- **What is being asked**
From the line containing "Output a JSON" through the last line of the listing, output each line exactly as it stands. Omit pictures.

- **Provided entries**
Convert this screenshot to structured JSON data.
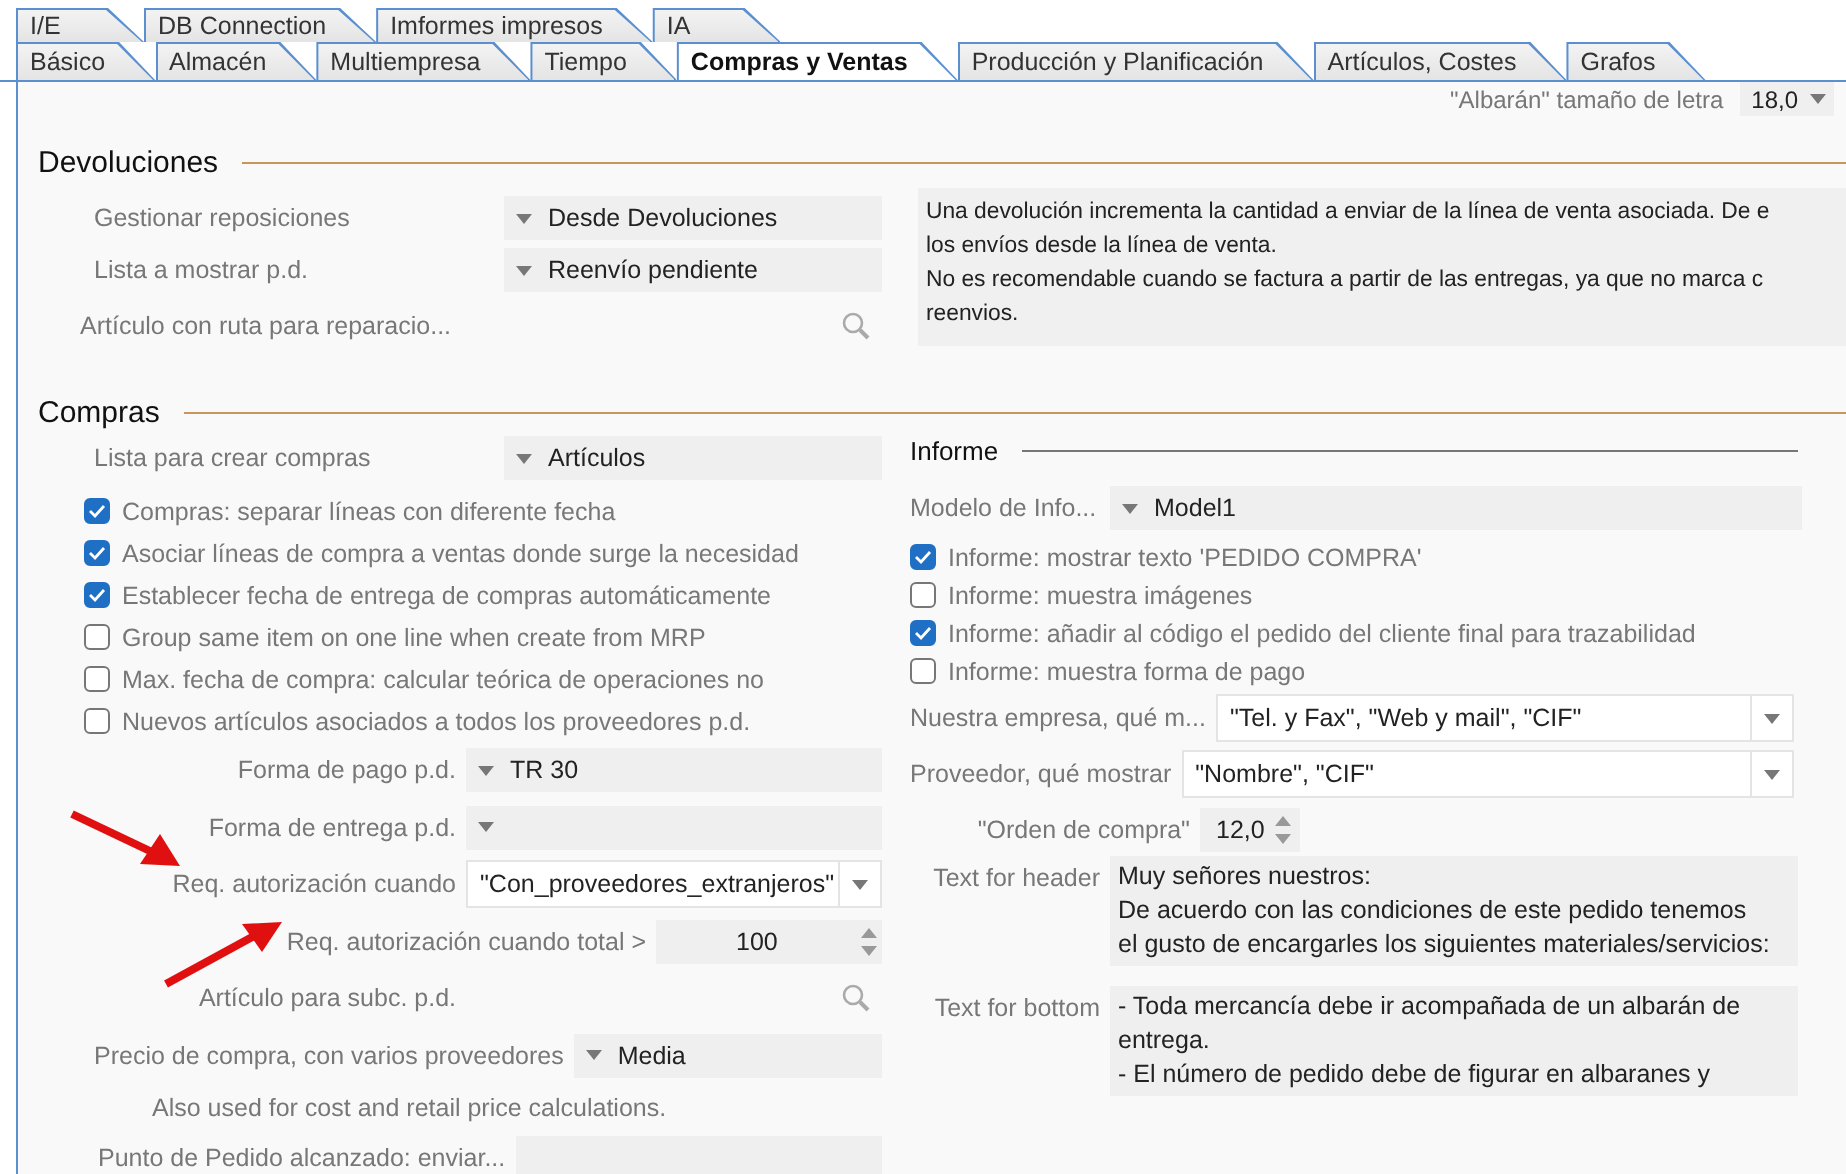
{
  "tabs_row_1": [
    {
      "label": "I/E",
      "selected": false
    },
    {
      "label": "DB Connection",
      "selected": false
    },
    {
      "label": "Imformes impresos",
      "selected": false
    },
    {
      "label": "IA",
      "selected": false
    }
  ],
  "tabs_row_2": [
    {
      "label": "Básico",
      "selected": false
    },
    {
      "label": "Almacén",
      "selected": false
    },
    {
      "label": "Multiempresa",
      "selected": false
    },
    {
      "label": "Tiempo",
      "selected": false
    },
    {
      "label": "Compras y Ventas",
      "selected": true
    },
    {
      "label": "Producción y Planificación",
      "selected": false
    },
    {
      "label": "Artículos, Costes",
      "selected": false
    },
    {
      "label": "Grafos",
      "selected": false
    }
  ],
  "top_setting": {
    "label": "\"Albarán\" tamaño de letra",
    "value": "18,0"
  },
  "devoluciones": {
    "title": "Devoluciones",
    "fields": [
      {
        "kind": "select",
        "label": "Gestionar reposiciones",
        "value": "Desde Devoluciones"
      },
      {
        "kind": "select",
        "label": "Lista a mostrar p.d.",
        "value": "Reenvío pendiente"
      },
      {
        "kind": "search",
        "label": "Artículo con ruta para reparacio..."
      }
    ],
    "description": "Una devolución incrementa la cantidad a enviar de la línea de venta asociada. De e\nlos envíos desde la línea de venta.\nNo es recomendable cuando se factura a partir de las entregas, ya que no marca c\nreenvios."
  },
  "compras": {
    "title": "Compras",
    "fields": [
      {
        "kind": "select",
        "label": "Lista para crear compras",
        "value": "Artículos"
      },
      {
        "kind": "checkbox",
        "label": "Compras: separar líneas con diferente fecha",
        "checked": true
      },
      {
        "kind": "checkbox",
        "label": "Asociar líneas de compra a ventas donde surge la necesidad",
        "checked": true
      },
      {
        "kind": "checkbox",
        "label": "Establecer fecha de entrega de compras automáticamente",
        "checked": true
      },
      {
        "kind": "checkbox",
        "label": "Group same item on one line when create from MRP",
        "checked": false
      },
      {
        "kind": "checkbox",
        "label": "Max. fecha de compra: calcular teórica de operaciones no",
        "checked": false
      },
      {
        "kind": "checkbox",
        "label": "Nuevos artículos asociados a todos los proveedores p.d.",
        "checked": false
      },
      {
        "kind": "select",
        "label": "Forma de pago p.d.",
        "value": "TR 30"
      },
      {
        "kind": "select",
        "label": "Forma de entrega p.d."
      },
      {
        "kind": "combo",
        "label": "Req. autorización cuando",
        "value": "\"Con_proveedores_extranjeros\""
      },
      {
        "kind": "spin",
        "label": "Req. autorización cuando total >",
        "value": "100"
      },
      {
        "kind": "search",
        "label": "Artículo para subc. p.d."
      },
      {
        "kind": "select",
        "label": "Precio de compra, con varios proveedores",
        "value": "Media"
      },
      {
        "kind": "note",
        "label": "Also used for cost and retail price calculations."
      },
      {
        "kind": "field",
        "label": "Punto de Pedido alcanzado: enviar..."
      }
    ],
    "informe": {
      "title": "Informe",
      "fields": [
        {
          "kind": "select",
          "label": "Modelo de Info...",
          "value": "Model1"
        },
        {
          "kind": "checkbox",
          "label": "Informe: mostrar texto 'PEDIDO COMPRA'",
          "checked": true
        },
        {
          "kind": "checkbox",
          "label": "Informe: muestra imágenes",
          "checked": false
        },
        {
          "kind": "checkbox",
          "label": "Informe: añadir al código el pedido del cliente final para trazabilidad",
          "checked": true
        },
        {
          "kind": "checkbox",
          "label": "Informe: muestra forma de pago",
          "checked": false
        },
        {
          "kind": "combo",
          "label": "Nuestra empresa, qué m...",
          "value": "\"Tel. y Fax\", \"Web y mail\", \"CIF\""
        },
        {
          "kind": "combo",
          "label": "Proveedor, qué mostrar",
          "value": "\"Nombre\", \"CIF\""
        },
        {
          "kind": "spin",
          "label": "\"Orden de compra\"",
          "value": "12,0"
        },
        {
          "kind": "text",
          "label": "Text for header",
          "value": "Muy señores nuestros:\nDe acuerdo con las condiciones de este pedido tenemos\nel gusto de encargarles los siguientes materiales/servicios:"
        },
        {
          "kind": "text",
          "label": "Text for bottom",
          "value": "- Toda mercancía debe ir acompañada de un albarán de\nentrega.\n- El número de pedido debe de figurar en albaranes y"
        }
      ]
    }
  }
}
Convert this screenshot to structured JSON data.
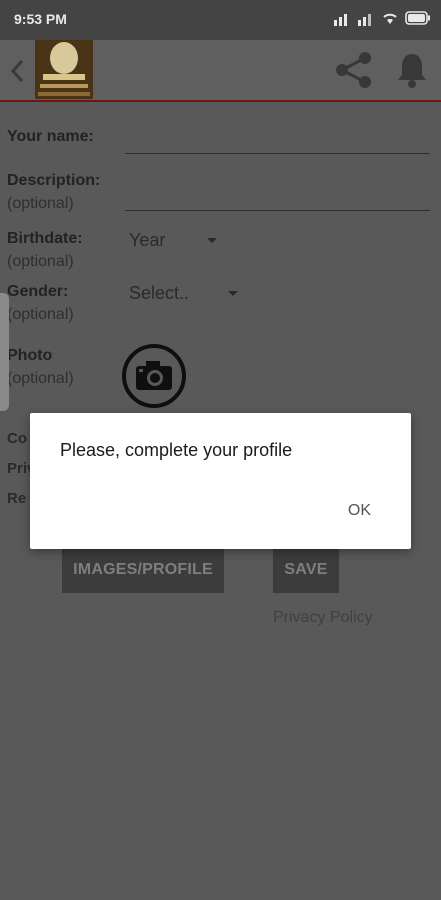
{
  "status_bar": {
    "time": "9:53 PM",
    "icons": [
      "signal-icon",
      "signal-icon",
      "wifi-icon",
      "battery-icon"
    ]
  },
  "toolbar": {
    "back_icon": "chevron-left-icon",
    "share_icon": "share-icon",
    "notifications_icon": "bell-icon"
  },
  "form": {
    "name_label": "Your name:",
    "description_label": "Description:",
    "optional": "(optional)",
    "birthdate_label": "Birthdate:",
    "birthdate_value": "Year",
    "gender_label": "Gender:",
    "gender_value": "Select..",
    "photo_label": "Photo",
    "photo_icon": "camera-icon"
  },
  "partially_hidden_labels": [
    "Co",
    "Priv",
    "Re"
  ],
  "actions": {
    "images_profile": "IMAGES/PROFILE",
    "save": "SAVE",
    "privacy_policy": "Privacy Policy"
  },
  "dialog": {
    "message": "Please, complete your profile",
    "ok": "OK"
  },
  "colors": {
    "dim_background": "#595959",
    "toolbar_accent": "#6e1515",
    "dialog_background": "#ffffff"
  }
}
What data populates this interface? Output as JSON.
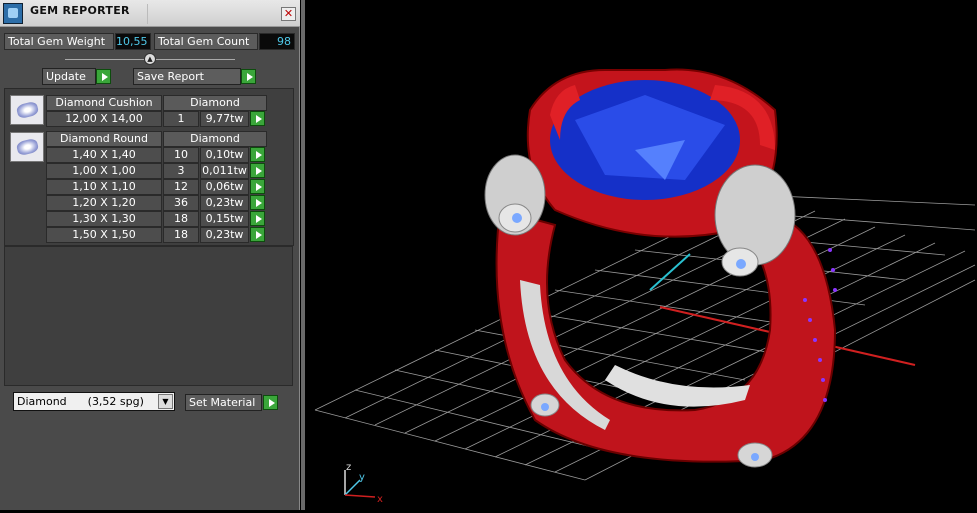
{
  "window": {
    "title": "GEM REPORTER"
  },
  "stats": {
    "weight_label": "Total Gem Weight",
    "weight_value": "10,55",
    "count_label": "Total Gem Count",
    "count_value": "98"
  },
  "buttons": {
    "update": "Update",
    "save_report": "Save Report",
    "set_material": "Set Material"
  },
  "groups": [
    {
      "name": "Diamond Cushion",
      "material": "Diamond",
      "rows": [
        {
          "size": "12,00 X 14,00",
          "count": "1",
          "weight": "9,77tw"
        }
      ]
    },
    {
      "name": "Diamond Round",
      "material": "Diamond",
      "rows": [
        {
          "size": "1,40 X 1,40",
          "count": "10",
          "weight": "0,10tw"
        },
        {
          "size": "1,00 X 1,00",
          "count": "3",
          "weight": "0,011tw"
        },
        {
          "size": "1,10 X 1,10",
          "count": "12",
          "weight": "0,06tw"
        },
        {
          "size": "1,20 X 1,20",
          "count": "36",
          "weight": "0,23tw"
        },
        {
          "size": "1,30 X 1,30",
          "count": "18",
          "weight": "0,15tw"
        },
        {
          "size": "1,50 X 1,50",
          "count": "18",
          "weight": "0,23tw"
        }
      ]
    }
  ],
  "material_select": {
    "value": "Diamond      (3,52 spg)"
  },
  "axes": {
    "z": "z",
    "y": "y",
    "x": "x"
  },
  "colors": {
    "accent_green": "#3aa63a",
    "value_cyan": "#4fc8e8",
    "ring_red": "#c0141c",
    "gem_blue": "#1530c8"
  }
}
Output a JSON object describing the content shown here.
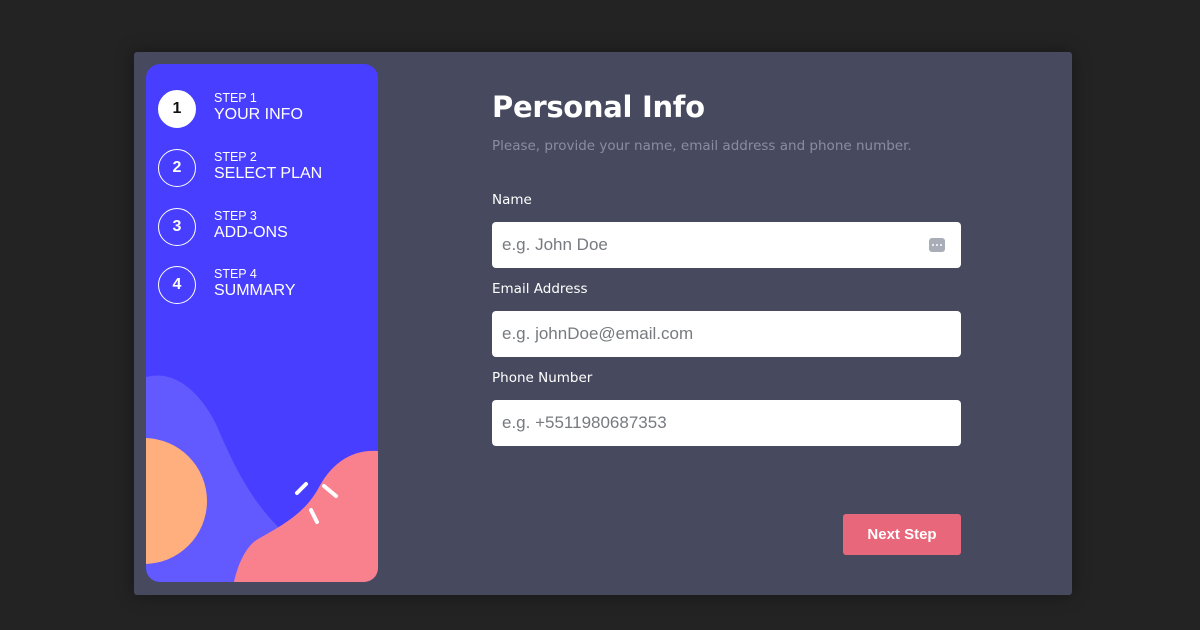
{
  "steps": [
    {
      "number": "1",
      "label_small": "STEP 1",
      "label": "YOUR INFO",
      "active": true
    },
    {
      "number": "2",
      "label_small": "STEP 2",
      "label": "SELECT PLAN",
      "active": false
    },
    {
      "number": "3",
      "label_small": "STEP 3",
      "label": "ADD-ONS",
      "active": false
    },
    {
      "number": "4",
      "label_small": "STEP 4",
      "label": "SUMMARY",
      "active": false
    }
  ],
  "form": {
    "title": "Personal Info",
    "subtitle": "Please, provide your name, email address and phone number.",
    "fields": [
      {
        "label": "Name",
        "placeholder": "e.g. John Doe",
        "value": ""
      },
      {
        "label": "Email Address",
        "placeholder": "e.g. johnDoe@email.com",
        "value": ""
      },
      {
        "label": "Phone Number",
        "placeholder": "e.g. +5511980687353",
        "value": ""
      }
    ],
    "next_label": "Next Step"
  },
  "colors": {
    "background": "#232323",
    "card": "#474a5e",
    "sidebar": "#483eff",
    "blob_violet": "#6259ff",
    "blob_orange": "#ffaf7e",
    "blob_pink": "#f9818e",
    "button": "#e8677b"
  },
  "icons": {
    "autofill": "autofill-icon"
  }
}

- **Task response**
Output a JSON object describing the content shown here.
{
  "steps": [
    {
      "number": "1",
      "label_small": "STEP 1",
      "label": "YOUR INFO",
      "active": true
    },
    {
      "number": "2",
      "label_small": "STEP 2",
      "label": "SELECT PLAN",
      "active": false
    },
    {
      "number": "3",
      "label_small": "STEP 3",
      "label": "ADD-ONS",
      "active": false
    },
    {
      "number": "4",
      "label_small": "STEP 4",
      "label": "SUMMARY",
      "active": false
    }
  ],
  "form": {
    "title": "Personal Info",
    "subtitle": "Please, provide your name, email address and phone number.",
    "fields": [
      {
        "label": "Name",
        "placeholder": "e.g. John Doe",
        "value": ""
      },
      {
        "label": "Email Address",
        "placeholder": "e.g. johnDoe@email.com",
        "value": ""
      },
      {
        "label": "Phone Number",
        "placeholder": "e.g. +5511980687353",
        "value": ""
      }
    ],
    "next_label": "Next Step"
  },
  "colors": {
    "background": "#232323",
    "card": "#474a5e",
    "sidebar": "#483eff",
    "blob_violet": "#6259ff",
    "blob_orange": "#ffaf7e",
    "blob_pink": "#f9818e",
    "button": "#e8677b"
  },
  "icons": {
    "autofill": "autofill-icon"
  }
}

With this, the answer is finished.